[Aim of the task]
Look for the string "name" in the listing. Copy each line that has it.
--
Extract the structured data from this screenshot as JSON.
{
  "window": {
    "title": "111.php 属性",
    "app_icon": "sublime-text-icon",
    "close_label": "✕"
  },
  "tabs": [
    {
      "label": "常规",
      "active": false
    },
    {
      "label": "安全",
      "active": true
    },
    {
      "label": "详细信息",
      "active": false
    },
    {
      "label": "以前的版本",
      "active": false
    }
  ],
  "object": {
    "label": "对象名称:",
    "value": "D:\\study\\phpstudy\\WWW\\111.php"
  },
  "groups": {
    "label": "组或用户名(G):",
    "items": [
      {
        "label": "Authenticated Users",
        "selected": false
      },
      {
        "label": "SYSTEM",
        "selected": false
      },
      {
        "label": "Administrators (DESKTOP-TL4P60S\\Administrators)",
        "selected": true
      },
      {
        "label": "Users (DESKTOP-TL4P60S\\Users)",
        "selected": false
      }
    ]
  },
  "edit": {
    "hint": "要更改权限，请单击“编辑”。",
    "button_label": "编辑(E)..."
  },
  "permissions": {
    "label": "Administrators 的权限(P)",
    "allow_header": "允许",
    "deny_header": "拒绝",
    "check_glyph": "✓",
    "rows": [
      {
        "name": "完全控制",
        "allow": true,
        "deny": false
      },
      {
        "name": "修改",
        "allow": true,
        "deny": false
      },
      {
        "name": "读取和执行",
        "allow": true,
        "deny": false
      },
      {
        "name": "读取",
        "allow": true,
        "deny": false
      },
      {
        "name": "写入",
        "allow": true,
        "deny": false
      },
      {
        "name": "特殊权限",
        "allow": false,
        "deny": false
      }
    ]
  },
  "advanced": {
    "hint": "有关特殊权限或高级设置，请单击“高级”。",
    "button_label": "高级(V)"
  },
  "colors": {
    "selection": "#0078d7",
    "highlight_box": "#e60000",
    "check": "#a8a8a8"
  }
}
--
[Written response]
        "name": "完全控制",
        "name": "修改",
        "name": "读取和执行",
        "name": "读取",
        "name": "写入",
        "name": "特殊权限",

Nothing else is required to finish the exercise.